--- WORK TASK ---
Please set down each line of the data again, unchanged.

--- SOURCE RECORDS ---
BEGIN
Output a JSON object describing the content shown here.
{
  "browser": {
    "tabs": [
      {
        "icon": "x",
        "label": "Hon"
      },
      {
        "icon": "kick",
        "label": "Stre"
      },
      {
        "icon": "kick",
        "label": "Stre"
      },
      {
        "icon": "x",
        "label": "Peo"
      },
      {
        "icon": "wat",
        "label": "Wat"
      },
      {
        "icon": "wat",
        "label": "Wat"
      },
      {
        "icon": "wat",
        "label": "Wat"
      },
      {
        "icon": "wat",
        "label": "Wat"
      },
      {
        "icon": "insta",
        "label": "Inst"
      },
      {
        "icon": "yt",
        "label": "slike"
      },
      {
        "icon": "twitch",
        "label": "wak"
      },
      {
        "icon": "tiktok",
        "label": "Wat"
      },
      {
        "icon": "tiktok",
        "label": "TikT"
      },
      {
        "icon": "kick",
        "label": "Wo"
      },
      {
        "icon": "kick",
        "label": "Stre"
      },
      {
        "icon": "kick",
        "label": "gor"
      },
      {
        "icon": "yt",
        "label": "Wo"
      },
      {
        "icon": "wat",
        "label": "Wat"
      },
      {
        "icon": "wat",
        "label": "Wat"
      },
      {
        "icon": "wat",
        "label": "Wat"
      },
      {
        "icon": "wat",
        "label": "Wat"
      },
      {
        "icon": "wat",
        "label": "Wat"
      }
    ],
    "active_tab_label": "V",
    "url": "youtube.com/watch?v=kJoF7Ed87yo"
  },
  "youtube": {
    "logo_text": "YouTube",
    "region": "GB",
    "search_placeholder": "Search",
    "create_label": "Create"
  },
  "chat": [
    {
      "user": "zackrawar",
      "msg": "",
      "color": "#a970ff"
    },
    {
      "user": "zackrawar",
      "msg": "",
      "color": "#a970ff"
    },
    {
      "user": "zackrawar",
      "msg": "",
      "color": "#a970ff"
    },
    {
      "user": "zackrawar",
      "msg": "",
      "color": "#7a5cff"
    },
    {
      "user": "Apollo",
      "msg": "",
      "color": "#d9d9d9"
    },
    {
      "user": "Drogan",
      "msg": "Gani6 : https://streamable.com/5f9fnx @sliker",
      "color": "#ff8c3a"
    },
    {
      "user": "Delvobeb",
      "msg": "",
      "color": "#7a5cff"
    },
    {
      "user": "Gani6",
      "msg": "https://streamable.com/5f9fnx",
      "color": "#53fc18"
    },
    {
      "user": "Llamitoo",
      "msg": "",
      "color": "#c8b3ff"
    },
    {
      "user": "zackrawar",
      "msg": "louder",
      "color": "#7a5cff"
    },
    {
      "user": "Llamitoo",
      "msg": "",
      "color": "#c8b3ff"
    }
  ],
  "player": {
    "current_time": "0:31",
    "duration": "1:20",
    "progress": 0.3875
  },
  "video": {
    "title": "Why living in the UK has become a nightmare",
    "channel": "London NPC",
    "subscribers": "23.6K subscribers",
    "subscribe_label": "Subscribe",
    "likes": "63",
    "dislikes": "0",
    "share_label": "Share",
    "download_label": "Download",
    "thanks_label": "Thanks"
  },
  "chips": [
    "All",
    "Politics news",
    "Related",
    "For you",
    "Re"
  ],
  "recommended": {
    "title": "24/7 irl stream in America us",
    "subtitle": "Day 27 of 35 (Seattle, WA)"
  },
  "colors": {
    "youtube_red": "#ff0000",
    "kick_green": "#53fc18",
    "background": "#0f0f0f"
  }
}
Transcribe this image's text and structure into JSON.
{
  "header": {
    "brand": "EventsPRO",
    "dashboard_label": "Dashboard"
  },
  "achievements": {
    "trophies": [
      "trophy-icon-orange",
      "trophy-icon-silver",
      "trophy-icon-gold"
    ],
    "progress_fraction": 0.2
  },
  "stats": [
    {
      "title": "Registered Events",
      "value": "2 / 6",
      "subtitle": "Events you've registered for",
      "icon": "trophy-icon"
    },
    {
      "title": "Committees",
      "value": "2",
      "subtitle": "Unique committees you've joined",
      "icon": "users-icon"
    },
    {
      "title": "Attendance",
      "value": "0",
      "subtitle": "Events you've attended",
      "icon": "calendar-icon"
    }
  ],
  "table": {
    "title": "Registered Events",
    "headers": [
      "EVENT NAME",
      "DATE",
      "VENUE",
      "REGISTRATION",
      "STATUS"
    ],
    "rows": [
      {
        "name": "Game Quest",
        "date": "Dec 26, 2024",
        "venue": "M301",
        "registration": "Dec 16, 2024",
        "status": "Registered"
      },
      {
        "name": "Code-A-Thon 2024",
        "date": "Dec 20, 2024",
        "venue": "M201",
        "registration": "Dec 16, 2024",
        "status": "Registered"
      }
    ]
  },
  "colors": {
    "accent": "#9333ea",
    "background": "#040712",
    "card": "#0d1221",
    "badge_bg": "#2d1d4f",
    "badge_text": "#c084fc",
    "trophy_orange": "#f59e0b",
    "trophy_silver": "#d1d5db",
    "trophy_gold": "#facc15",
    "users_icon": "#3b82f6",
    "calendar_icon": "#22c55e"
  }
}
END
--- WRITTEN REPLY ---
Output a JSON object describing the content shown here.
{
  "browser": {
    "tabs": [
      {
        "icon": "x",
        "label": "Hon"
      },
      {
        "icon": "kick",
        "label": "Stre"
      },
      {
        "icon": "kick",
        "label": "Stre"
      },
      {
        "icon": "x",
        "label": "Peo"
      },
      {
        "icon": "wat",
        "label": "Wat"
      },
      {
        "icon": "wat",
        "label": "Wat"
      },
      {
        "icon": "wat",
        "label": "Wat"
      },
      {
        "icon": "wat",
        "label": "Wat"
      },
      {
        "icon": "insta",
        "label": "Inst"
      },
      {
        "icon": "yt",
        "label": "slike"
      },
      {
        "icon": "twitch",
        "label": "wak"
      },
      {
        "icon": "tiktok",
        "label": "Wat"
      },
      {
        "icon": "tiktok",
        "label": "TikT"
      },
      {
        "icon": "kick",
        "label": "Wo"
      },
      {
        "icon": "kick",
        "label": "Stre"
      },
      {
        "icon": "kick",
        "label": "gor"
      },
      {
        "icon": "yt",
        "label": "Wo"
      },
      {
        "icon": "wat",
        "label": "Wat"
      },
      {
        "icon": "wat",
        "label": "Wat"
      },
      {
        "icon": "wat",
        "label": "Wat"
      },
      {
        "icon": "wat",
        "label": "Wat"
      },
      {
        "icon": "wat",
        "label": "Wat"
      }
    ],
    "active_tab_label": "V",
    "url": "youtube.com/watch?v=kJoF7Ed87yo"
  },
  "youtube": {
    "logo_text": "YouTube",
    "region": "GB",
    "search_placeholder": "Search",
    "create_label": "Create"
  },
  "chat": [
    {
      "user": "zackrawar",
      "msg": "",
      "color": "#a970ff"
    },
    {
      "user": "zackrawar",
      "msg": "",
      "color": "#a970ff"
    },
    {
      "user": "zackrawar",
      "msg": "",
      "color": "#a970ff"
    },
    {
      "user": "zackrawar",
      "msg": "",
      "color": "#7a5cff"
    },
    {
      "user": "Apollo",
      "msg": "",
      "color": "#d9d9d9"
    },
    {
      "user": "Drogan",
      "msg": "Gani6 : https://streamable.com/5f9fnx @sliker",
      "color": "#ff8c3a"
    },
    {
      "user": "Delvobeb",
      "msg": "",
      "color": "#7a5cff"
    },
    {
      "user": "Gani6",
      "msg": "https://streamable.com/5f9fnx",
      "color": "#53fc18"
    },
    {
      "user": "Llamitoo",
      "msg": "",
      "color": "#c8b3ff"
    },
    {
      "user": "zackrawar",
      "msg": "louder",
      "color": "#7a5cff"
    },
    {
      "user": "Llamitoo",
      "msg": "",
      "color": "#c8b3ff"
    }
  ],
  "player": {
    "current_time": "0:31",
    "duration": "1:20",
    "progress": 0.3875
  },
  "video": {
    "title": "Why living in the UK has become a nightmare",
    "channel": "London NPC",
    "subscribers": "23.6K subscribers",
    "subscribe_label": "Subscribe",
    "likes": "63",
    "dislikes": "0",
    "share_label": "Share",
    "download_label": "Download",
    "thanks_label": "Thanks"
  },
  "chips": [
    "All",
    "Politics news",
    "Related",
    "For you",
    "Re"
  ],
  "recommended": {
    "title": "24/7 irl stream in America us",
    "subtitle": "Day 27 of 35 (Seattle, WA)"
  },
  "colors": {
    "youtube_red": "#ff0000",
    "kick_green": "#53fc18",
    "background": "#0f0f0f"
  }
}
Transcribe this image's text and structure into JSON.
{
  "header": {
    "brand": "EventsPRO",
    "dashboard_label": "Dashboard"
  },
  "achievements": {
    "trophies": [
      "trophy-icon-orange",
      "trophy-icon-silver",
      "trophy-icon-gold"
    ],
    "progress_fraction": 0.2
  },
  "stats": [
    {
      "title": "Registered Events",
      "value": "2 / 6",
      "subtitle": "Events you've registered for",
      "icon": "trophy-icon"
    },
    {
      "title": "Committees",
      "value": "2",
      "subtitle": "Unique committees you've joined",
      "icon": "users-icon"
    },
    {
      "title": "Attendance",
      "value": "0",
      "subtitle": "Events you've attended",
      "icon": "calendar-icon"
    }
  ],
  "table": {
    "title": "Registered Events",
    "headers": [
      "EVENT NAME",
      "DATE",
      "VENUE",
      "REGISTRATION",
      "STATUS"
    ],
    "rows": [
      {
        "name": "Game Quest",
        "date": "Dec 26, 2024",
        "venue": "M301",
        "registration": "Dec 16, 2024",
        "status": "Registered"
      },
      {
        "name": "Code-A-Thon 2024",
        "date": "Dec 20, 2024",
        "venue": "M201",
        "registration": "Dec 16, 2024",
        "status": "Registered"
      }
    ]
  },
  "colors": {
    "accent": "#9333ea",
    "background": "#040712",
    "card": "#0d1221",
    "badge_bg": "#2d1d4f",
    "badge_text": "#c084fc",
    "trophy_orange": "#f59e0b",
    "trophy_silver": "#d1d5db",
    "trophy_gold": "#facc15",
    "users_icon": "#3b82f6",
    "calendar_icon": "#22c55e"
  }
}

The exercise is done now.